> **GOAL OF THE EXERCISE**
In the data below, which lines hold the word "icon"? Copy them.

> **Page and application data records**

—————

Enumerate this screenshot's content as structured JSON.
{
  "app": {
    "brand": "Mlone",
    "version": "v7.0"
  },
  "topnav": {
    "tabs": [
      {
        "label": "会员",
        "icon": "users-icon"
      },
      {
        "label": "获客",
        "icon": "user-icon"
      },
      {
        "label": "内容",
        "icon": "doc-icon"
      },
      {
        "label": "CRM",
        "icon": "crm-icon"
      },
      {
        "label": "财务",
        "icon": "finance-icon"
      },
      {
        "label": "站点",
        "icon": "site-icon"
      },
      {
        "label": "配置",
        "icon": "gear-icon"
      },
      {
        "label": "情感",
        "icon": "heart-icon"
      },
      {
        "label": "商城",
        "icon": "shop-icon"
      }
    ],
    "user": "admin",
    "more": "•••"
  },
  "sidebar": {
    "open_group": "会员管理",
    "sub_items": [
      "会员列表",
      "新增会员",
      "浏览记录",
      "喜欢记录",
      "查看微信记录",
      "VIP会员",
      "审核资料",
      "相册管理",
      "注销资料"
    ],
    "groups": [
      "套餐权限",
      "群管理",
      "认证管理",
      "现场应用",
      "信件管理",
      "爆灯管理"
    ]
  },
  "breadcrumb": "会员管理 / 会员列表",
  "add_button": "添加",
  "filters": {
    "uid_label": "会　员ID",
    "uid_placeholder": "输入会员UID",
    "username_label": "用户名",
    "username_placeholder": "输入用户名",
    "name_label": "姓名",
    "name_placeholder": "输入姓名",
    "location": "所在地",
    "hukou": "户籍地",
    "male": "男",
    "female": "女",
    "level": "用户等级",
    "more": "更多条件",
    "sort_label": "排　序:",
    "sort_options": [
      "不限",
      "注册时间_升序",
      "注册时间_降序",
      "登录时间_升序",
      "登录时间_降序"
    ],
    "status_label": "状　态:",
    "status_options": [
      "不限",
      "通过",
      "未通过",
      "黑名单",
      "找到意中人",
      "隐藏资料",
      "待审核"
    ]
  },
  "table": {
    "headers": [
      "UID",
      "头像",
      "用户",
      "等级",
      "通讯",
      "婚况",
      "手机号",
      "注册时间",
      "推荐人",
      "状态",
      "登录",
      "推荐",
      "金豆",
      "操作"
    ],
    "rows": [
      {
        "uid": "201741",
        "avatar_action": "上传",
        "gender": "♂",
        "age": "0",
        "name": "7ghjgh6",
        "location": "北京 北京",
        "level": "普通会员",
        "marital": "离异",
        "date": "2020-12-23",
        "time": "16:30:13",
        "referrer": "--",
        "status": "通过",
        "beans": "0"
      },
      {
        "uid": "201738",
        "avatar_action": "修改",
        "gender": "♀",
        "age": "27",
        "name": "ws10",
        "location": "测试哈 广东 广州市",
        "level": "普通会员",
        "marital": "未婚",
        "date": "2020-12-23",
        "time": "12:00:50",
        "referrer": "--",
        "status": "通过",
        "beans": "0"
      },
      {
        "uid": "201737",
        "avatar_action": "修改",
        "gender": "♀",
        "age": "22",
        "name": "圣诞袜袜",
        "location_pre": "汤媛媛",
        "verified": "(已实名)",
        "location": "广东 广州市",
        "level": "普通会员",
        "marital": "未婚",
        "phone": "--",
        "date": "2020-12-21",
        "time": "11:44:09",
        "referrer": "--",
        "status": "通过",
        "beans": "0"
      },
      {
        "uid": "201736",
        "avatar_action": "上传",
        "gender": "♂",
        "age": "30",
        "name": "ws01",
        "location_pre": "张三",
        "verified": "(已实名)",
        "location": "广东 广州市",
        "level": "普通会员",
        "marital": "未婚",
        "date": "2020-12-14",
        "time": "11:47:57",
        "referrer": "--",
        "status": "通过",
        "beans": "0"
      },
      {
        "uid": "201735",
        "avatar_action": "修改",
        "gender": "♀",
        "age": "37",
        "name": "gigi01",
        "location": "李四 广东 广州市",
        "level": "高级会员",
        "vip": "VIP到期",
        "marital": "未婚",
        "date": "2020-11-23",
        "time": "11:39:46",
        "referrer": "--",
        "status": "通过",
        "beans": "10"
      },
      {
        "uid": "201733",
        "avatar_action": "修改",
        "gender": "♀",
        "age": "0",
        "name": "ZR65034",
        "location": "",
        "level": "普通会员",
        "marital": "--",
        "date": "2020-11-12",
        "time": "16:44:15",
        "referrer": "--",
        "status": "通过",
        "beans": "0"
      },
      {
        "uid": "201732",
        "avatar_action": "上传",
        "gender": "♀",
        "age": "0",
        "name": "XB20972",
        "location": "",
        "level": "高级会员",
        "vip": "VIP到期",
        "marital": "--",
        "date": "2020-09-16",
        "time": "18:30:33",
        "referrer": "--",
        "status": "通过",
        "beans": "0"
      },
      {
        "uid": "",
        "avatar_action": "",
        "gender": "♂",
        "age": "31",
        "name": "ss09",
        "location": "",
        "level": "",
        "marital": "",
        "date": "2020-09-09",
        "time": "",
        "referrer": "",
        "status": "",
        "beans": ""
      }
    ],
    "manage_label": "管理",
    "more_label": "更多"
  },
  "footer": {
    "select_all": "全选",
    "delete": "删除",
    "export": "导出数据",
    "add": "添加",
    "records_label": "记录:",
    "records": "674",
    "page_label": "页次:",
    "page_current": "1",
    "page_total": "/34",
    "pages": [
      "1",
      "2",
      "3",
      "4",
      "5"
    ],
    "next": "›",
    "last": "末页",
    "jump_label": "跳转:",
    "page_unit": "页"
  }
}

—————

> **WRITTEN SOLUTION**
        "icon": "users-icon"
        "icon": "user-icon"
        "icon": "doc-icon"
        "icon": "crm-icon"
        "icon": "finance-icon"
        "icon": "site-icon"
        "icon": "gear-icon"
        "icon": "heart-icon"
        "icon": "shop-icon"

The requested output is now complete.